#myfirststarwarsmemory trying to still watch a new hope while ducked under a table during the northridge earthquake— Doug Porter (@doug_porter) May 17, 2013
#MyFirstStarWarsMemory was going to see Jedi in the theater with my Dad, a memory I will repeat w my son when Episode VII comes out in 2 yrs— Mr. Kevin Graber(@kcgwisdom) May 17, 2013
Did anyone else use the cardboard tubes from inside wrapping paper as "light sabers"? Because this girl did. #MyFirstStarWarsMemory— Clairification (@thedailyclaire) May 17, 2013
Pretending to be sick so I could stay home from school to watch them.#MyFirstStarWarsMemory— Marilynn † (@murryelizabeth) May 17, 2013
#MyFirstStarWarsMemory Han Solo in carbonite. I was 4/5 and I didn't understand so my dad told me they'd kind of pickled him for a while :D— Alexandria Hope (@zandryah) May 17, 2013
Blogger Sarah Sprague points out that plans for the new Minnesota Vikings stadium reveal it to be strongly reminiscent of a Jawa Sandcrawler:
It's not the first building in the world to look like a Sandcrawler. In fact, Lucasfilm itself is building a Sandcrawler in Singapore:
RebelForce Radio (a Star Wars radio show and podcast) recently recorded a live commentary of Star Wars with actor Sam Witwer. If you've got the film on Blu-Ray (I don't), you can cue it up to play in sync with the commentary as you listen.
Witwer has been a voice actor in the Clone Wars TV show and in a number of LucasArts video games. I don't know much about him and frankly didn't expect much. I was pleasantly surprised by how thoughtful and informed his commentary was.
Canada's latest census results show that the number of adherents to Jediism (i.e., as a religion) is declining. From CTV News:
Once numbering in the vicinity of 20,000, the ranks of those in this country who claim to be Jedi Knights have dwindled to fewer than half that figure, according to Statistics Canada's first release of data from the 2011 National Household Survey.
"A lot less this time. I think there's about 9,000 reporting Jedi," said Jane Badets, a senior analyst at Statistics Canada.
"And that was true elsewhere in other countries. A lot less than in other countries, too, doing censuses. Very low reporting of things like Jedi."
What started as a gag among friends on a British Columbia ski hill ballooned into something of a phenomenon on the 2001 census when thousands of Canadians told Statistics Canada they followed the Jedi religion of Star Wars lore.

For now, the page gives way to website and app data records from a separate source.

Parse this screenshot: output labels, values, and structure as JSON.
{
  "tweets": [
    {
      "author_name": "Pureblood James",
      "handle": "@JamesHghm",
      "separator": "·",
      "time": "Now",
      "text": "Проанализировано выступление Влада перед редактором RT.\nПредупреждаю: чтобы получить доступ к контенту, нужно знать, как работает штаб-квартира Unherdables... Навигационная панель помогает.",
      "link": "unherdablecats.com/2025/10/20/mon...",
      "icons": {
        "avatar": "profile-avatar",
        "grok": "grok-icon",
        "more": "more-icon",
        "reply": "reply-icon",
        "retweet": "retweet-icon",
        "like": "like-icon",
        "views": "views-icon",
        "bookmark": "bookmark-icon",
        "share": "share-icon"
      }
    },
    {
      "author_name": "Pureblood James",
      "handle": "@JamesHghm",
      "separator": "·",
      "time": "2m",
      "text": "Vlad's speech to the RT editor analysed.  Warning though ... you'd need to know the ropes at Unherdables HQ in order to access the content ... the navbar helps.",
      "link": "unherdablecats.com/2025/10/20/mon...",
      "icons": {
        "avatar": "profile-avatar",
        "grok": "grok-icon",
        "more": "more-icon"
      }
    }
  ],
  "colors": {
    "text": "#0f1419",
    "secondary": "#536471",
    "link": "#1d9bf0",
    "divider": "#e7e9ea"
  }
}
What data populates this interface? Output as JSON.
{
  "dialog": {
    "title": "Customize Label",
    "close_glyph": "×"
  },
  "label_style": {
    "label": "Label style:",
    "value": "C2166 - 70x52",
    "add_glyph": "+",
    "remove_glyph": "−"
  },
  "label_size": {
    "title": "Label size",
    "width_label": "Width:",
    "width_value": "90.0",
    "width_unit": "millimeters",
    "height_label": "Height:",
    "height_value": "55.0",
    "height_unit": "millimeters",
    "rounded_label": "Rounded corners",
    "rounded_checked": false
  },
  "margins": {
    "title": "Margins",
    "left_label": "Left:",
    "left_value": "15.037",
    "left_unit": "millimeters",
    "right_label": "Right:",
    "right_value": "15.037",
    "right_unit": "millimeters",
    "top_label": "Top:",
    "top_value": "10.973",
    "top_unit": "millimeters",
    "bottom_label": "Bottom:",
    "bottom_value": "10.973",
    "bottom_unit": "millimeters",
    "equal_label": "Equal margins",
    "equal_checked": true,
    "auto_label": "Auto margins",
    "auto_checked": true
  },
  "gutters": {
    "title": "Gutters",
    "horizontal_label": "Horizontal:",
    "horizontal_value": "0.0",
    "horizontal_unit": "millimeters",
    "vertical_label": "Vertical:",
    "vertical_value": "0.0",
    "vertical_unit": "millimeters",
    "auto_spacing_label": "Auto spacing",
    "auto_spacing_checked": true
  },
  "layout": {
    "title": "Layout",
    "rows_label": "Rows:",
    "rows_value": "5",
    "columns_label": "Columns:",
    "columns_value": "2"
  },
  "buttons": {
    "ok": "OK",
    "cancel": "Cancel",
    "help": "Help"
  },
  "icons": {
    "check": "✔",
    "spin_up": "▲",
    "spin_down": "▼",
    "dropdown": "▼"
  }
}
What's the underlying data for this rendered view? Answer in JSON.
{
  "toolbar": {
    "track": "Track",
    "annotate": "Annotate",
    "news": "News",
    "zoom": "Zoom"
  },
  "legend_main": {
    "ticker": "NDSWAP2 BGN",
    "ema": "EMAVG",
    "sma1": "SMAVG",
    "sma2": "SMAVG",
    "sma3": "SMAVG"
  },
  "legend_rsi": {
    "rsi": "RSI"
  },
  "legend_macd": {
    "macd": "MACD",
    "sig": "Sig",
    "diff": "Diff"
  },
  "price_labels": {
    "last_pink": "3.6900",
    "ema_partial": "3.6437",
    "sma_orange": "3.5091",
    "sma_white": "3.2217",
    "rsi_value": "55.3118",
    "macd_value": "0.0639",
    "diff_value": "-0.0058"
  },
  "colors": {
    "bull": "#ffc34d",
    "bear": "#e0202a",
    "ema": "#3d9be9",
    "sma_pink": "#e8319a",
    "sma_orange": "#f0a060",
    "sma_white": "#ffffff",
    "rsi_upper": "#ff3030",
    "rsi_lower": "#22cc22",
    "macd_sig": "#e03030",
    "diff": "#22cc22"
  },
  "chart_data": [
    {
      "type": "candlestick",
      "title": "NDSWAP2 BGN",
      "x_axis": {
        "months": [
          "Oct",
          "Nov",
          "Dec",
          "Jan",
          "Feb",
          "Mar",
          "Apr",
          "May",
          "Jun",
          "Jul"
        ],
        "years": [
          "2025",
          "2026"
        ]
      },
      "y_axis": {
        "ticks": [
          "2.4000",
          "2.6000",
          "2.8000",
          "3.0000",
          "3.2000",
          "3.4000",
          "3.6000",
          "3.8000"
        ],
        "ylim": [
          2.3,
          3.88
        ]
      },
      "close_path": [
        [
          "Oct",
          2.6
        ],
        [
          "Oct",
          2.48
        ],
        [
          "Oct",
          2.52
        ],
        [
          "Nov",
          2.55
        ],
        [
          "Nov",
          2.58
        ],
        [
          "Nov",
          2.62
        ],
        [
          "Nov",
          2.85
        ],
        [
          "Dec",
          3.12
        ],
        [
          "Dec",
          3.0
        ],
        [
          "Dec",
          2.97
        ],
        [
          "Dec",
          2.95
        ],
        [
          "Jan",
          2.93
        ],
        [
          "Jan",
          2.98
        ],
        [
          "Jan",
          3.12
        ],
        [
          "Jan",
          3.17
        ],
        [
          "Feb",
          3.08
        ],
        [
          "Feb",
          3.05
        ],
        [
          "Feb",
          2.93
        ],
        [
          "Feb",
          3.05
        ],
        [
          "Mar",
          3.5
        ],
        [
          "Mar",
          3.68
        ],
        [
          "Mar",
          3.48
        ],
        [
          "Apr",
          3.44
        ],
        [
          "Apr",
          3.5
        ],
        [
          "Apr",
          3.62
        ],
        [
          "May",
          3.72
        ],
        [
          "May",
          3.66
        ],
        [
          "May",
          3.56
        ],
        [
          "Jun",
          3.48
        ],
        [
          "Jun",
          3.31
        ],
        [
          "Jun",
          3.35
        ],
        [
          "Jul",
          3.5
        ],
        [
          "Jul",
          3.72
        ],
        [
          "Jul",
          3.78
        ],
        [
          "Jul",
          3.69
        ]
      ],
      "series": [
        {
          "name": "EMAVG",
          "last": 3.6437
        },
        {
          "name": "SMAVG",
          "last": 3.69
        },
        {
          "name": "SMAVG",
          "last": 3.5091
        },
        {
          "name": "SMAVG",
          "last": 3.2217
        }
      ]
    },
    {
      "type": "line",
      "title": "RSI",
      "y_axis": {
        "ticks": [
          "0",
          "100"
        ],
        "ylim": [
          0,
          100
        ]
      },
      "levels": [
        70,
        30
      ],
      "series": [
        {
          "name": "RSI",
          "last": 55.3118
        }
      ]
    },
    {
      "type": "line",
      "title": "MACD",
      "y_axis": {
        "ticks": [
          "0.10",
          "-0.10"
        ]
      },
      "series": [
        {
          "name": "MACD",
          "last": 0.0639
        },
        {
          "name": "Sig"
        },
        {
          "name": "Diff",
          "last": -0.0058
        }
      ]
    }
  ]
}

This pattern is consistent with the results of the recent UK census, where Jediism is also in decline. The joke's getting a bit old, I suppose.
(By the way, if there's a prize for "strained references to Star Wars in a story title", this one wins.)